If Elizabeth Warren were no threat to the established order, they wouldn’t get around to any effort to stop her ascension in the Massachusetts Senate race until much later in the cycle, if at all. But her surge over Scott Brown, and the possibility that she would have an even bigger perch from which to articulate her agenda for the middle class, clearly has Wall Street spooked. So much so that they’re already marshaling forces against her, with a year until the general election.

Back in August, before Warren even announced her candidacy, the smear machine was at work. Shortly after her campaign kicked off, the state party wrote a letter to Harvard, asking them to rescind Warren’s salary [...] Later, the Republicans began grasping to link her to – wait for it — communism. Responding to a popular viral video in which Warren defends the place of government in a free society, Brown’s campaign manager suggested that Warren is somehow un-American. The Massachusetts state party then suggested that she was connected to the Communist Party, Ron Paul called her a “socialist,” and a local tea party activist, apparently trying to follow the cues, interrupted an event to call her a “socialist whore.”

Next, the Republicans lambasted her for attending “a glitzy Manhattan fundraiser” and for the fact that one of her tens of thousands of contributions came from a lobbyist. When Warren, self-deprecatingly and trying to make sense of the scattered attacks, joked that the Republicans were making her out to be some sort of “elite hick” because of her Oklahoma background and Harvard job, the GOP pounced, demanding an “explanation” for her use of the word hick.

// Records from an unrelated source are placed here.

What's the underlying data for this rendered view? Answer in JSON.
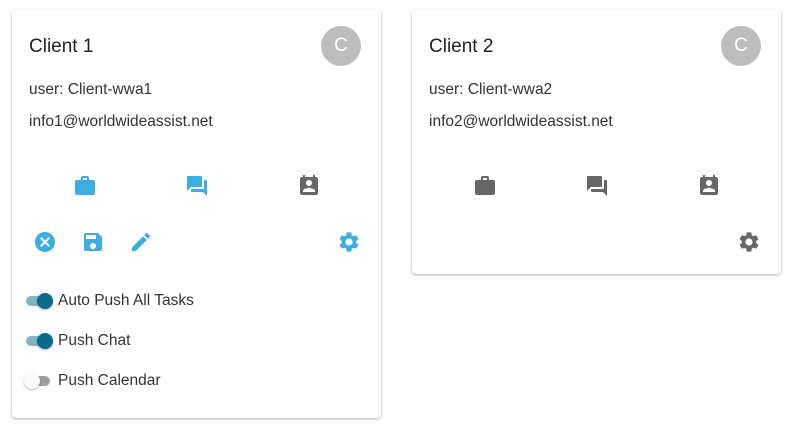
{
  "colors": {
    "accent": "#3daee0",
    "icon_gray": "#666666",
    "switch_on": "#0b6a8a",
    "avatar_bg": "#bdbdbd"
  },
  "cards": [
    {
      "title": "Client 1",
      "avatar_letter": "C",
      "user_line": "user: Client-wwa1",
      "email": "info1@worldwideassist.net",
      "nav_icons": [
        "briefcase-icon",
        "chat-icon",
        "contact-calendar-icon"
      ],
      "actions": [
        "cancel-icon",
        "save-icon",
        "edit-icon",
        "settings-icon"
      ],
      "toggles": [
        {
          "label": "Auto Push All Tasks",
          "on": true
        },
        {
          "label": "Push Chat",
          "on": true
        },
        {
          "label": "Push Calendar",
          "on": false
        }
      ]
    },
    {
      "title": "Client 2",
      "avatar_letter": "C",
      "user_line": "user: Client-wwa2",
      "email": "info2@worldwideassist.net",
      "nav_icons": [
        "briefcase-icon",
        "chat-icon",
        "contact-calendar-icon"
      ],
      "actions": [
        "settings-icon"
      ]
    }
  ]
}
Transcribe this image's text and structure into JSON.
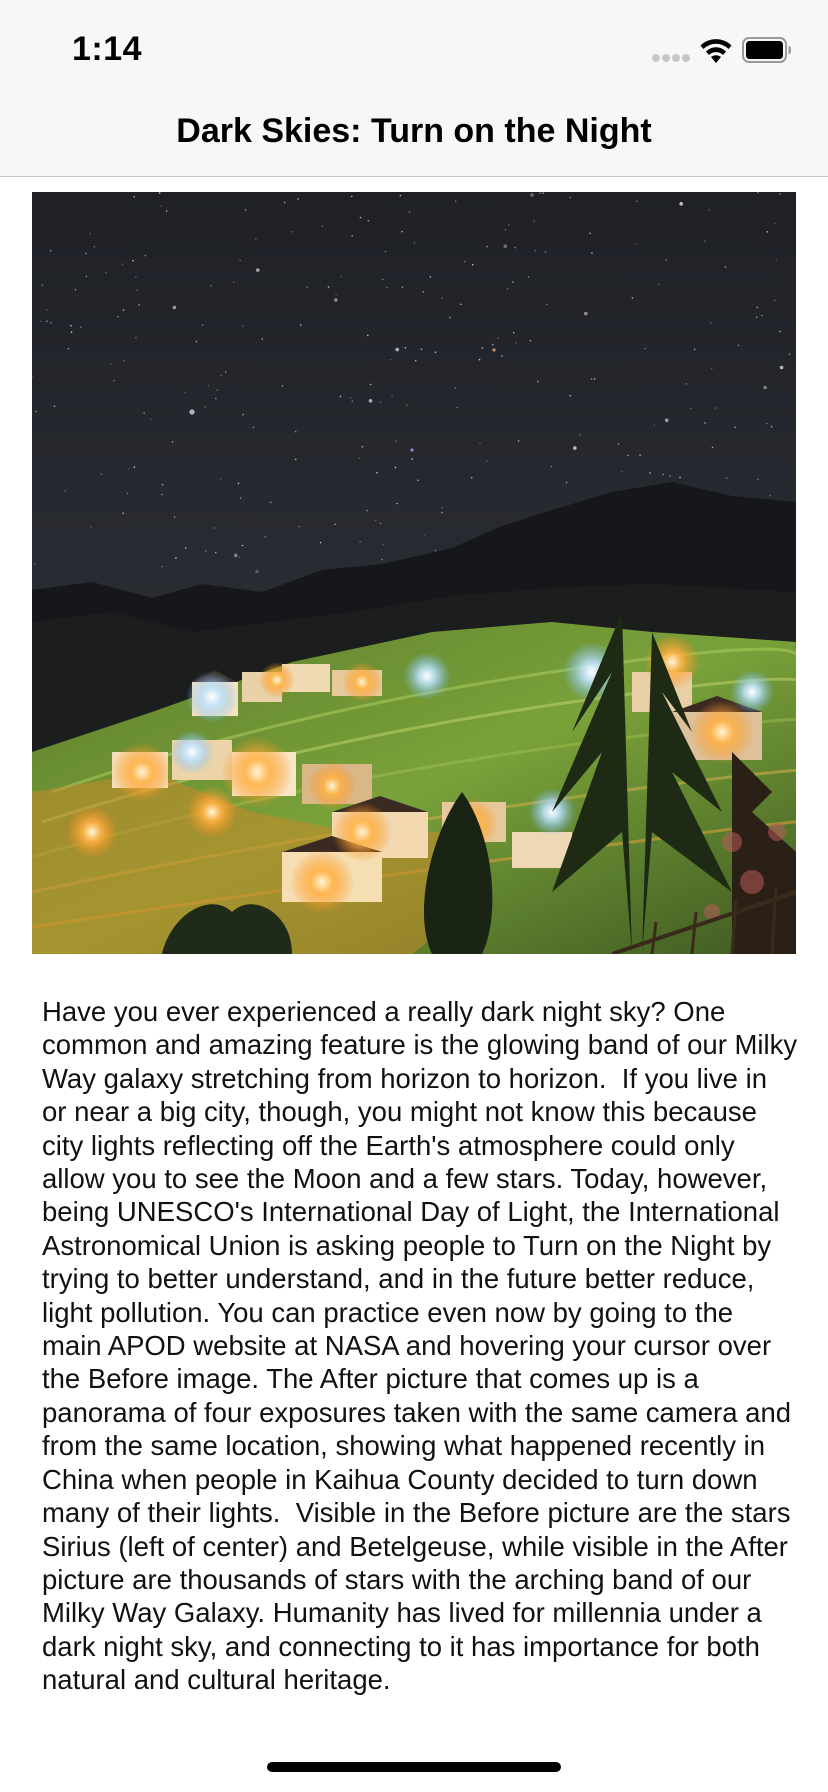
{
  "status_bar": {
    "time": "1:14",
    "icons": [
      "signal-icon",
      "wifi-icon",
      "battery-icon"
    ]
  },
  "nav": {
    "title": "Dark Skies: Turn on the Night"
  },
  "hero_image": {
    "icon": "night-sky-village-photo"
  },
  "article": {
    "text": "Have you ever experienced a really dark night sky? One common and amazing feature is the glowing band of our Milky Way galaxy stretching from horizon to horizon.  If you live in or near a big city, though, you might not know this because city lights reflecting off the Earth's atmosphere could only allow you to see the Moon and a few stars. Today, however, being UNESCO's International Day of Light, the International Astronomical Union is asking people to Turn on the Night by trying to better understand, and in the future better reduce, light pollution. You can practice even now by going to the main APOD website at NASA and hovering your cursor over the Before image. The After picture that comes up is a panorama of four exposures taken with the same camera and from the same location, showing what happened recently in China when people in Kaihua County decided to turn down many of their lights.  Visible in the Before picture are the stars Sirius (left of center) and Betelgeuse, while visible in the After picture are thousands of stars with the arching band of our Milky Way Galaxy. Humanity has lived for millennia under a dark night sky, and connecting to it has importance for both natural and cultural heritage."
  },
  "colors": {
    "bar_background": "#f7f7f7",
    "separator": "#c8c8cc",
    "text": "#111111"
  }
}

It’s not just these petty attacks, which mainly amount to glancing blows. The lobbying money, simply put, is flowing to Scott Brown. Lobbyists plan to seed Brown’s campaign with millions of dollars at upcoming fundraisers this month. Karl Rove’s Crossroads GPS already spent $600,000 on their lame ad linking Warren with Occupy Wall Street protests. The Chamber of Commerce plans to spend heavily against Warren in Massachusetts.

There’s just no reason to do any of this if Warren wasn’t a) in prime position to beat Brown and b) a credible spokesman for the progressive side of the aisle who would have a major impact on national politics.